↓↓↓
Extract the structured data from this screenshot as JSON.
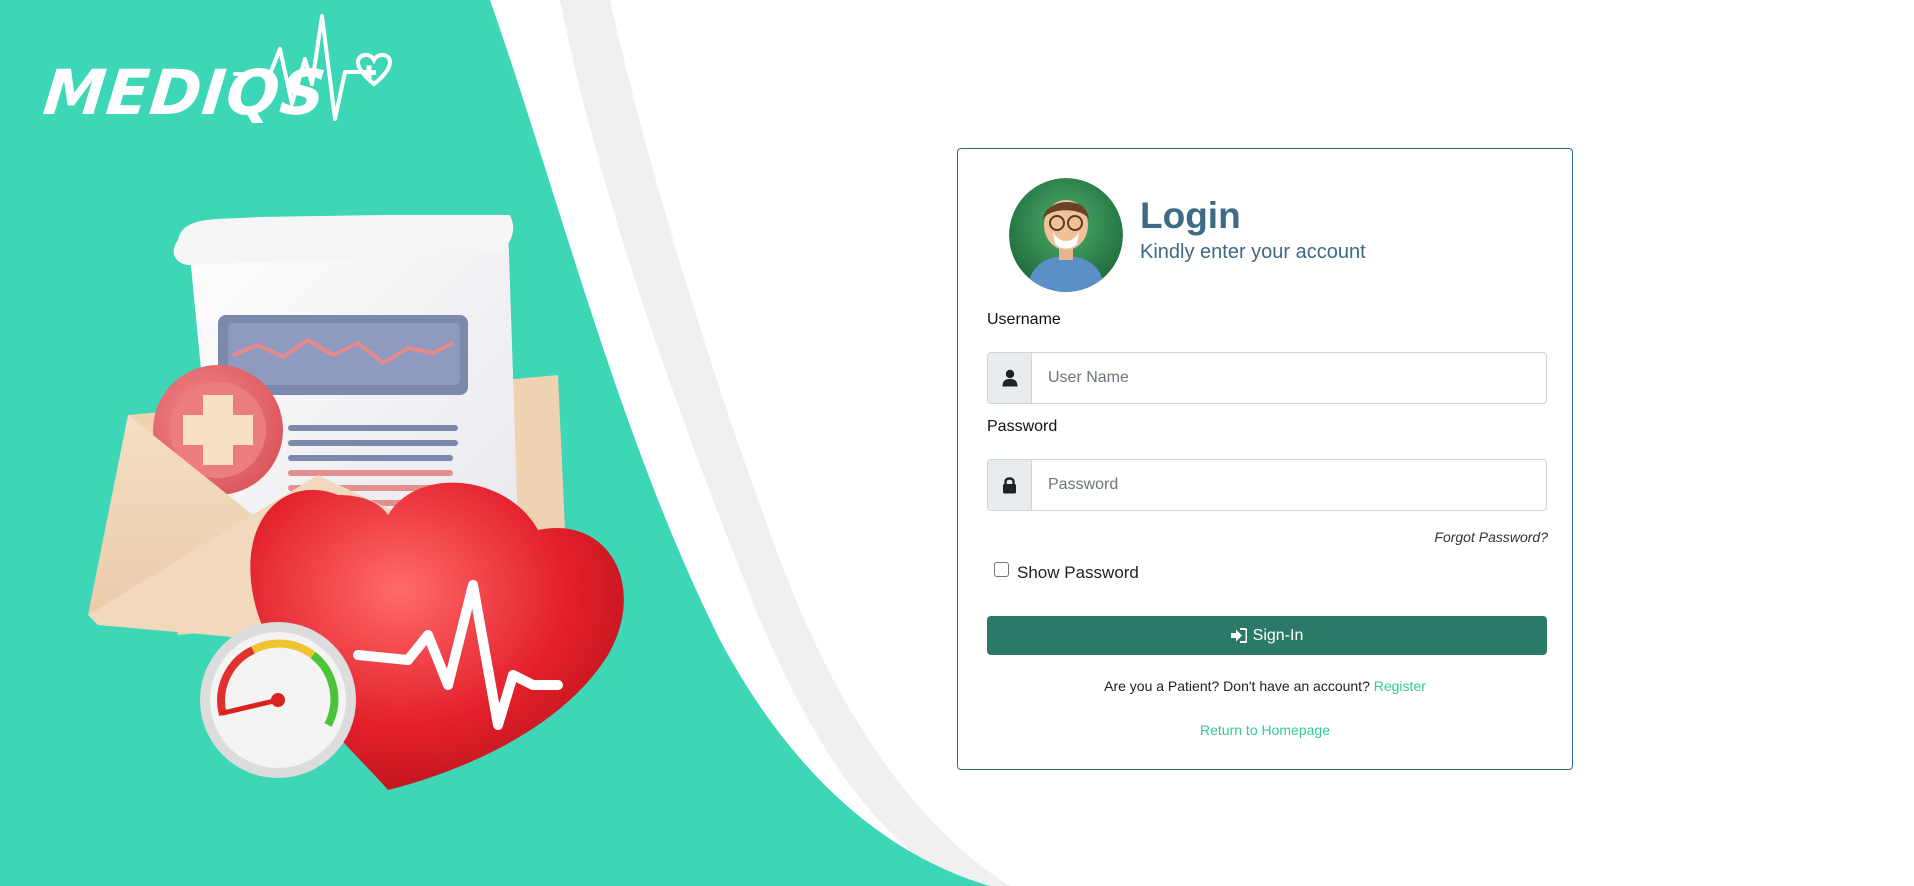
{
  "brand": {
    "name": "MEDIQS",
    "primary_color": "#3dd6b6"
  },
  "login": {
    "title": "Login",
    "subtitle": "Kindly enter your account",
    "username_label": "Username",
    "username_placeholder": "User Name",
    "username_value": "",
    "password_label": "Password",
    "password_placeholder": "Password",
    "password_value": "",
    "forgot_password": "Forgot Password?",
    "show_password_label": "Show Password",
    "show_password_checked": false,
    "signin_label": "Sign-In",
    "register_prompt": "Are you a Patient? Don't have an account?",
    "register_link": "Register",
    "return_link": "Return to Homepage"
  },
  "colors": {
    "accent": "#3dd6b6",
    "button": "#2a7a67",
    "title": "#3d6a84",
    "link": "#2ecc9a",
    "card_border": "#2f6a82"
  },
  "icons": {
    "username": "user-icon",
    "password": "lock-icon",
    "signin": "sign-in-icon",
    "brand": "heartbeat-icon"
  }
}
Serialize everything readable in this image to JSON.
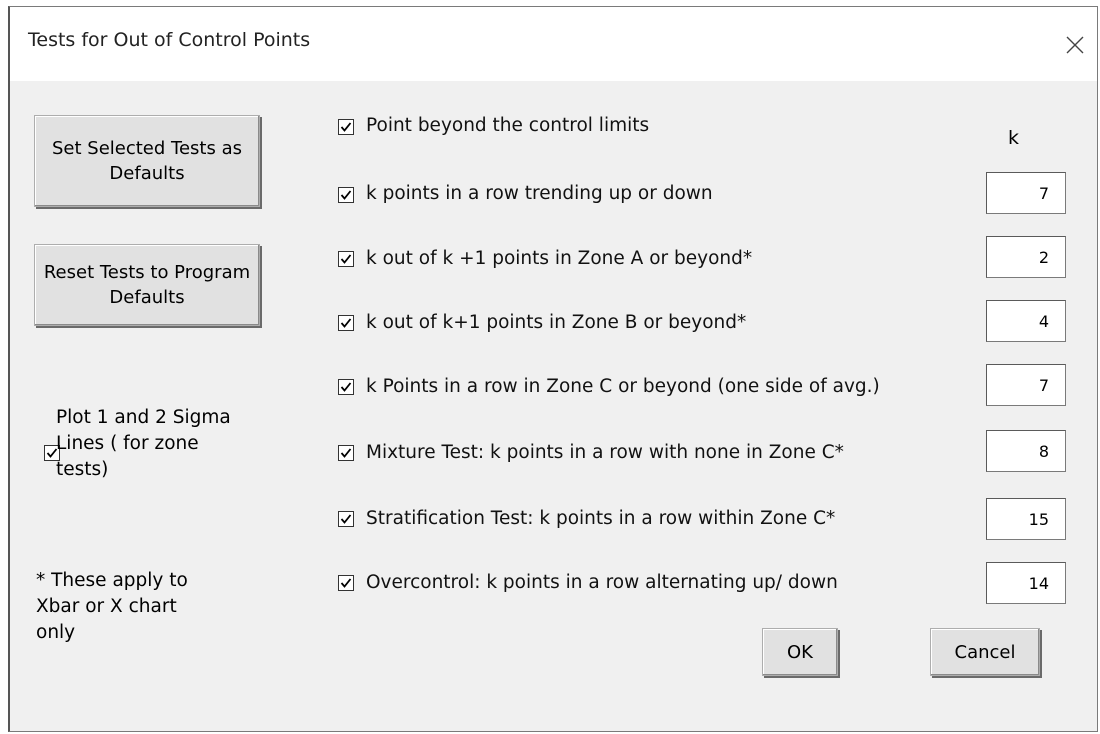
{
  "window": {
    "title": "Tests for Out of Control Points"
  },
  "buttons": {
    "set_defaults": "Set Selected Tests as Defaults",
    "reset_defaults": "Reset Tests to Program Defaults",
    "ok": "OK",
    "cancel": "Cancel"
  },
  "k_header": "k",
  "sigma_option": {
    "label": "Plot 1 and 2 Sigma Lines ( for zone tests)",
    "checked": true
  },
  "note": "* These apply to Xbar or X chart only",
  "tests": [
    {
      "label": "Point beyond the control limits",
      "checked": true,
      "k": null
    },
    {
      "label": "k points in a row trending up or down",
      "checked": true,
      "k": "7"
    },
    {
      "label": "k out  of k +1 points in Zone A or beyond*",
      "checked": true,
      "k": "2"
    },
    {
      "label": "k out of k+1 points in Zone B or beyond*",
      "checked": true,
      "k": "4"
    },
    {
      "label": "k Points in a row in Zone C or beyond (one side of avg.)",
      "checked": true,
      "k": "7"
    },
    {
      "label": "Mixture Test: k points in a row with none in Zone C*",
      "checked": true,
      "k": "8"
    },
    {
      "label": "Stratification Test: k points in a row within Zone C*",
      "checked": true,
      "k": "15"
    },
    {
      "label": "Overcontrol: k points in a row alternating up/ down",
      "checked": true,
      "k": "14"
    }
  ]
}
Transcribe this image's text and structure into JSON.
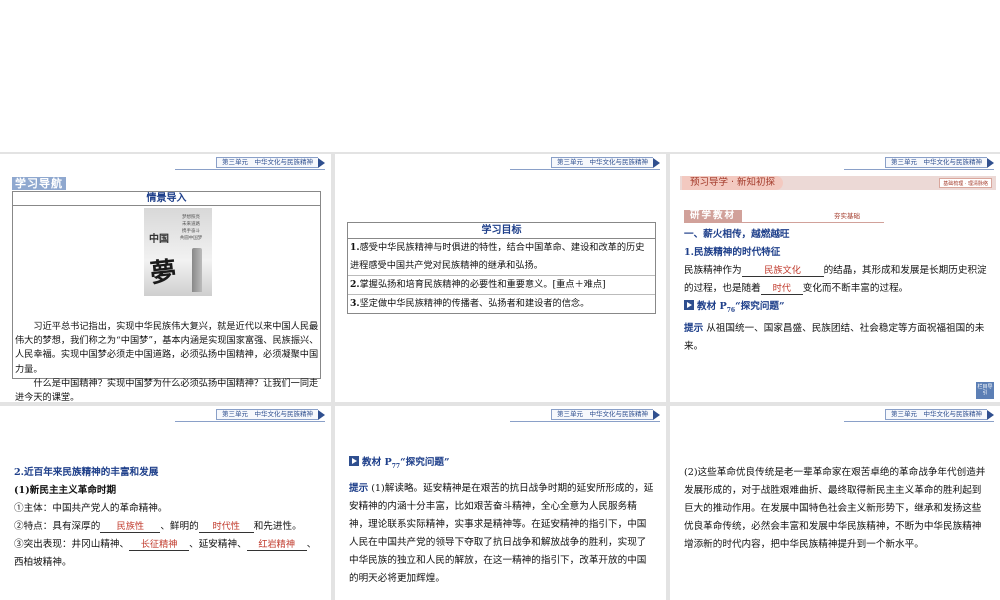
{
  "header": "第三单元　中华文化与民族精神",
  "slide1": {
    "banner": "学习导航",
    "box_title": "情景导入",
    "image": {
      "poem_lines": [
        "梦想照亮",
        "未来道路",
        "携手奋斗",
        "共圆中国梦"
      ],
      "seal": "中国",
      "char": "夢"
    },
    "para1": "习近平总书记指出，实现中华民族伟大复兴，就是近代以来中国人民最伟大的梦想，我们称之为“中国梦”，基本内涵是实现国家富强、民族振兴、人民幸福。实现中国梦必须走中国道路，必须弘扬中国精神，必须凝聚中国力量。",
    "para2": "什么是中国精神？实现中国梦为什么必须弘扬中国精神？让我们一同走进今天的课堂。"
  },
  "slide2": {
    "box_title": "学习目标",
    "items": [
      {
        "num": "1.",
        "text": "感受中华民族精神与时俱进的特性，结合中国革命、建设和改革的历史进程感受中国共产党对民族精神的继承和弘扬。"
      },
      {
        "num": "2.",
        "text": "掌握弘扬和培育民族精神的必要性和重要意义。[重点＋难点]"
      },
      {
        "num": "3.",
        "text": "坚定做中华民族精神的传播者、弘扬者和建设者的信念。"
      }
    ]
  },
  "slide3": {
    "preview": "预习导学 · 新知初探",
    "tag": "基础梳理 · 理清脉络",
    "study": "研学教材",
    "study_right": "夯实基础",
    "heading1": "一、薪火相传，越燃越旺",
    "heading2": "1.民族精神的时代特征",
    "line1_a": "民族精神作为",
    "blank1": "民族文化",
    "line1_b": "的结晶，其形成和发展是长期历史积淀的过程，也是随着",
    "blank2": "时代",
    "line1_c": "变化而不断丰富的过程。",
    "material_a": "教材 P",
    "material_sub": "76",
    "material_b": "“探究问题”",
    "hint_label": "提示",
    "hint_text": "从祖国统一、国家昌盛、民族团结、社会稳定等方面祝福祖国的未来。",
    "nav_label": "栏目导引"
  },
  "slide4": {
    "heading": "2.近百年来民族精神的丰富和发展",
    "sub": "(1)新民主主义革命时期",
    "l1": "①主体：中国共产党人的革命精神。",
    "l2_a": "②特点：具有深厚的",
    "blank1": "民族性",
    "l2_b": "、鲜明的",
    "blank2": "时代性",
    "l2_c": "和先进性。",
    "l3_a": "③突出表现：井冈山精神、",
    "blank3": "长征精神",
    "l3_b": "、延安精神、",
    "blank4": "红岩精神",
    "l3_c": "、西柏坡精神。"
  },
  "slide5": {
    "material_a": "教材 P",
    "material_sub": "77",
    "material_b": "“探究问题”",
    "hint_label": "提示",
    "text": "(1)解读略。延安精神是在艰苦的抗日战争时期的延安所形成的，延安精神的内涵十分丰富，比如艰苦奋斗精神，全心全意为人民服务精神，理论联系实际精神，实事求是精神等。在延安精神的指引下，中国人民在中国共产党的领导下夺取了抗日战争和解放战争的胜利，实现了中华民族的独立和人民的解放，在这一精神的指引下，改革开放的中国的明天必将更加辉煌。"
  },
  "slide6": {
    "text": "(2)这些革命优良传统是老一辈革命家在艰苦卓绝的革命战争年代创造并发展形成的，对于战胜艰难曲折、最终取得新民主主义革命的胜利起到巨大的推动作用。在发展中国特色社会主义新形势下，继承和发扬这些优良革命传统，必然会丰富和发展中华民族精神，不断为中华民族精神增添新的时代内容，把中华民族精神提升到一个新水平。"
  }
}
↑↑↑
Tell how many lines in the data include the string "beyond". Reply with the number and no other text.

4